The clemency shown by the Governor was not due to humanitarian feelings. Grey needed to bring the Northern troubles to a swift conclusion because his troops were desperately required in the South to deal with violence which had flared up around Wellington. The causes were familiar: a new clash between the land-hungry New Zealand Company and the chief Te Rangihaeata, whose earlier massacre of white men had so encouraged Heke.
The murders, sieges and inconclusive campaigning that followed in the South cannot properly be regarded as part of the Flagstaff War. Rather it was a foretaste of the bloodshed that was to follow with little let-up for another two decades. But in the North, around Auckland, the peace treaties were honoured by both sides and the occasional violent clash was small in scale.
Most of the 58th, which had done the lion’s share of the fighting, left for Australia after a riotous ball organized by the grateful ladies of Auckland. Bridge and almost every other officer in the regiment were mentioned in despatches for their bravery, although these were the days before medals for courage were awarded. Bridge, after a long wait, took command of the regiment, at the age of fifty-one. His military career after New Zealand was uneventful. He retired in 1860, broken-hearted by the death of his second wife and of all but one of his many children. He died in Cheltenham in 1885, aged seventy-eight.
Corporal Free, who had written such a vivid account of the attack and tragedy at Ohaeawai, stayed in New Zealand and served with the Rifle Volunteers. He died, aged ninety-three, in 1919. Sergeant William Speight, the hero of Ruapekapeka, may not have been awarded a Victoria Cross but years later he was granted a Meritorious Service Medal and a £10 annuity for that action; he was the only veteran of the first Maori War to receive the medal. He stayed with the 58th and retired, a staff sergeant-major, in 1858 to settle permanently in New Zealand.

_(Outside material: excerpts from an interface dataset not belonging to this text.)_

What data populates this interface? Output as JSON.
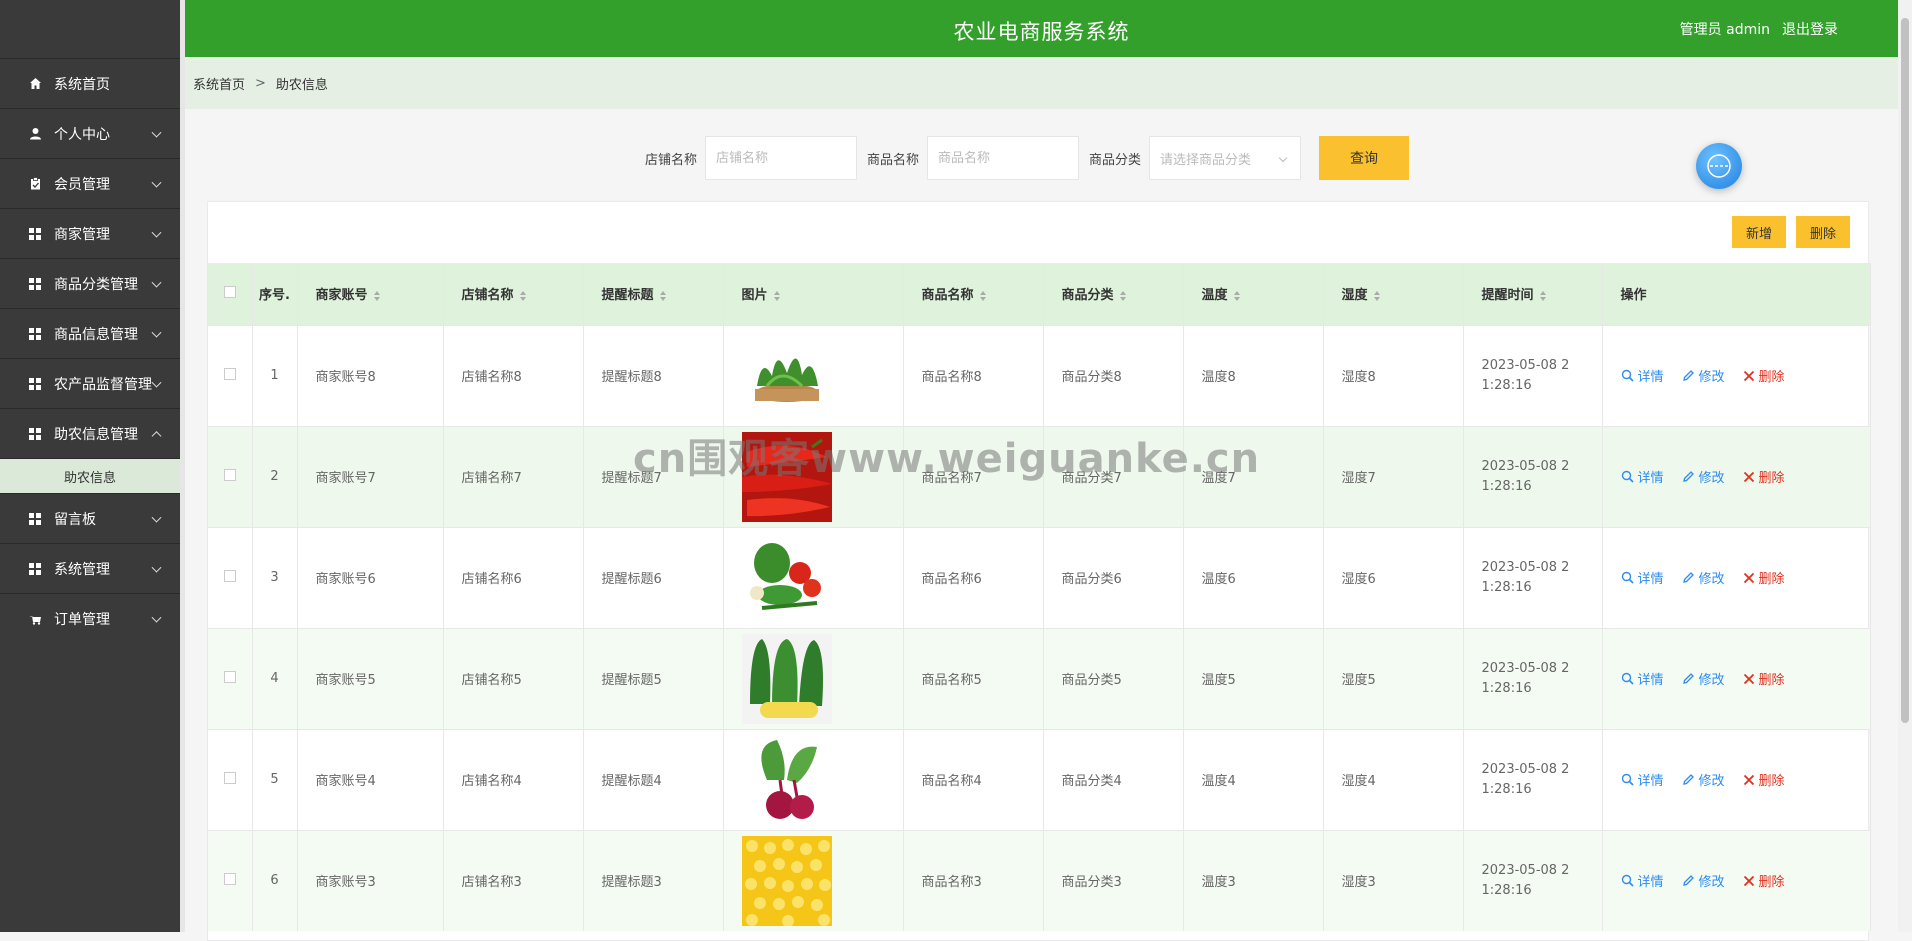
{
  "header": {
    "title": "农业电商服务系统",
    "user": "管理员 admin",
    "logout": "退出登录"
  },
  "sidebar": {
    "items": [
      {
        "label": "系统首页",
        "icon": "home-icon",
        "expandable": false
      },
      {
        "label": "个人中心",
        "icon": "user-icon",
        "expandable": true
      },
      {
        "label": "会员管理",
        "icon": "clipboard-icon",
        "expandable": true
      },
      {
        "label": "商家管理",
        "icon": "grid-icon",
        "expandable": true
      },
      {
        "label": "商品分类管理",
        "icon": "grid-icon",
        "expandable": true
      },
      {
        "label": "商品信息管理",
        "icon": "grid-icon",
        "expandable": true
      },
      {
        "label": "农产品监督管理",
        "icon": "grid-icon",
        "expandable": true
      },
      {
        "label": "助农信息管理",
        "icon": "grid-icon",
        "expandable": true,
        "expanded": true,
        "children": [
          {
            "label": "助农信息"
          }
        ]
      },
      {
        "label": "留言板",
        "icon": "grid-icon",
        "expandable": true
      },
      {
        "label": "系统管理",
        "icon": "grid-icon",
        "expandable": true
      },
      {
        "label": "订单管理",
        "icon": "cart-icon",
        "expandable": true
      }
    ]
  },
  "breadcrumb": {
    "home": "系统首页",
    "separator": ">",
    "current": "助农信息"
  },
  "search": {
    "shop_label": "店铺名称",
    "shop_placeholder": "店铺名称",
    "product_label": "商品名称",
    "product_placeholder": "商品名称",
    "category_label": "商品分类",
    "category_placeholder": "请选择商品分类",
    "query_button": "查询"
  },
  "toolbar": {
    "add": "新增",
    "delete": "删除"
  },
  "table": {
    "columns": [
      "序号",
      "商家账号",
      "店铺名称",
      "提醒标题",
      "图片",
      "商品名称",
      "商品分类",
      "温度",
      "湿度",
      "提醒时间",
      "操作"
    ],
    "index_label": "序号.",
    "actions": {
      "detail": "详情",
      "edit": "修改",
      "delete": "删除"
    },
    "rows": [
      {
        "index": "1",
        "account": "商家账号8",
        "shop": "店铺名称8",
        "title": "提醒标题8",
        "image": "leafy-greens",
        "product": "商品名称8",
        "category": "商品分类8",
        "temp": "温度8",
        "humidity": "湿度8",
        "time": "2023-05-08 21:28:16"
      },
      {
        "index": "2",
        "account": "商家账号7",
        "shop": "店铺名称7",
        "title": "提醒标题7",
        "image": "red-peppers",
        "product": "商品名称7",
        "category": "商品分类7",
        "temp": "温度7",
        "humidity": "湿度7",
        "time": "2023-05-08 21:28:16"
      },
      {
        "index": "3",
        "account": "商家账号6",
        "shop": "店铺名称6",
        "title": "提醒标题6",
        "image": "mixed-vegetables",
        "product": "商品名称6",
        "category": "商品分类6",
        "temp": "温度6",
        "humidity": "湿度6",
        "time": "2023-05-08 21:28:16"
      },
      {
        "index": "4",
        "account": "商家账号5",
        "shop": "店铺名称5",
        "title": "提醒标题5",
        "image": "corn",
        "product": "商品名称5",
        "category": "商品分类5",
        "temp": "温度5",
        "humidity": "湿度5",
        "time": "2023-05-08 21:28:16"
      },
      {
        "index": "5",
        "account": "商家账号4",
        "shop": "店铺名称4",
        "title": "提醒标题4",
        "image": "beetroot",
        "product": "商品名称4",
        "category": "商品分类4",
        "temp": "温度4",
        "humidity": "湿度4",
        "time": "2023-05-08 21:28:16"
      },
      {
        "index": "6",
        "account": "商家账号3",
        "shop": "店铺名称3",
        "title": "提醒标题3",
        "image": "corn-kernels",
        "product": "商品名称3",
        "category": "商品分类3",
        "temp": "温度3",
        "humidity": "湿度3",
        "time": "2023-05-08 21:28:16"
      }
    ]
  },
  "watermark": "cn围观客www.weiguanke.cn",
  "colors": {
    "header": "#33a02c",
    "accent": "#fbc02d",
    "sidebar": "#3a3a3a",
    "row_alt": "#eef8ec"
  }
}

In 1848 Heke, who never fully accepted British rule, caught consumption which left him defenceless against other illnesses. He died two years later at Kaikohe, aged only forty. His one consolation was that the hated British flagstaff was not re-erected in his lifetime. Kawiti was converted to Christianity. He too died young, in 1853. It is likely, although impossible to prove, that had they lived longer both chiefs would have been leaders in the uprisings that devastated New Zealand through the 1850s and 1860s. The pattern set in their initial war was repeated with rising casualties and greater atrocity on either side.
The Maoris were never truly beaten but neither could they win against the tide of colonists who flooded to their green land. By 1858 there were 60,000 incomers, a decade later 220,000. The British Government decided they now sufficiently outnumbered the natives to be able to take care of themselves and the last troops were withdrawn in 1870. The wars were over but random butchery continued in isolated glades. Overwhelming numbers and disease crippled and contained the daring Maori. But the spark of resistance did not die out. In 1928 an anonymous Maori wrote: ‘We have been beaten because the pakeha outnumber us in men. But we are not conquered or rubbed out, and not one of these pakeha can name the day we sued for peace. The most that can be said is that on such and such a date we left off fighting.’